Entries from a dataset of interfaces:
+===+

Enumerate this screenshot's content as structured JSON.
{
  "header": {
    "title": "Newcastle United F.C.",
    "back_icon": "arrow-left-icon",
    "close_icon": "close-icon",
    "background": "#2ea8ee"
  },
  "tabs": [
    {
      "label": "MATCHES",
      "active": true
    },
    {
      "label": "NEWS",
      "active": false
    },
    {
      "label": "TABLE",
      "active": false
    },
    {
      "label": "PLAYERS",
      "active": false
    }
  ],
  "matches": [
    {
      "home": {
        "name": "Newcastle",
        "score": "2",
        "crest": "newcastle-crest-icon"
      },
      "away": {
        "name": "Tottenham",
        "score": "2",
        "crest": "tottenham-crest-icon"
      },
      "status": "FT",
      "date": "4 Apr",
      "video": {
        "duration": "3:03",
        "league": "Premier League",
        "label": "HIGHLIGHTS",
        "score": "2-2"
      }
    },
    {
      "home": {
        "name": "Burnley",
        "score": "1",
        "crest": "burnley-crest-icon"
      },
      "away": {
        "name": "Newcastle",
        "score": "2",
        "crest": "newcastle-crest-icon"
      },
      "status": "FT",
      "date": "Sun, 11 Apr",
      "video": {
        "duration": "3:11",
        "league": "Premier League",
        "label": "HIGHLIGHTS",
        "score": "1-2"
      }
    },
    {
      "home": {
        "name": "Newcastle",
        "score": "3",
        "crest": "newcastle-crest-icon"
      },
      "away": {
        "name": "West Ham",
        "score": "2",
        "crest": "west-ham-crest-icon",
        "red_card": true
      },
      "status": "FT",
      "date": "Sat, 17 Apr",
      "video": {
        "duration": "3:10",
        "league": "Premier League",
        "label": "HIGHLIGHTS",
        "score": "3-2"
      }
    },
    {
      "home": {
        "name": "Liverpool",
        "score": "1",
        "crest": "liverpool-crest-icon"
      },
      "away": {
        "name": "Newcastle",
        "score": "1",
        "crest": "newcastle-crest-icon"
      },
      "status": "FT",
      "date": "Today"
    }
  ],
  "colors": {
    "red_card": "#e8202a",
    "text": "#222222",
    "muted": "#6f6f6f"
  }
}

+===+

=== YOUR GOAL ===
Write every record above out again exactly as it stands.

=== TASK OUTPUT ===
Enumerate this screenshot's content as structured JSON.
{
  "header": {
    "title": "Newcastle United F.C.",
    "back_icon": "arrow-left-icon",
    "close_icon": "close-icon",
    "background": "#2ea8ee"
  },
  "tabs": [
    {
      "label": "MATCHES",
      "active": true
    },
    {
      "label": "NEWS",
      "active": false
    },
    {
      "label": "TABLE",
      "active": false
    },
    {
      "label": "PLAYERS",
      "active": false
    }
  ],
  "matches": [
    {
      "home": {
        "name": "Newcastle",
        "score": "2",
        "crest": "newcastle-crest-icon"
      },
      "away": {
        "name": "Tottenham",
        "score": "2",
        "crest": "tottenham-crest-icon"
      },
      "status": "FT",
      "date": "4 Apr",
      "video": {
        "duration": "3:03",
        "league": "Premier League",
        "label": "HIGHLIGHTS",
        "score": "2-2"
      }
    },
    {
      "home": {
        "name": "Burnley",
        "score": "1",
        "crest": "burnley-crest-icon"
      },
      "away": {
        "name": "Newcastle",
        "score": "2",
        "crest": "newcastle-crest-icon"
      },
      "status": "FT",
      "date": "Sun, 11 Apr",
      "video": {
        "duration": "3:11",
        "league": "Premier League",
        "label": "HIGHLIGHTS",
        "score": "1-2"
      }
    },
    {
      "home": {
        "name": "Newcastle",
        "score": "3",
        "crest": "newcastle-crest-icon"
      },
      "away": {
        "name": "West Ham",
        "score": "2",
        "crest": "west-ham-crest-icon",
        "red_card": true
      },
      "status": "FT",
      "date": "Sat, 17 Apr",
      "video": {
        "duration": "3:10",
        "league": "Premier League",
        "label": "HIGHLIGHTS",
        "score": "3-2"
      }
    },
    {
      "home": {
        "name": "Liverpool",
        "score": "1",
        "crest": "liverpool-crest-icon"
      },
      "away": {
        "name": "Newcastle",
        "score": "1",
        "crest": "newcastle-crest-icon"
      },
      "status": "FT",
      "date": "Today"
    }
  ],
  "colors": {
    "red_card": "#e8202a",
    "text": "#222222",
    "muted": "#6f6f6f"
  }
}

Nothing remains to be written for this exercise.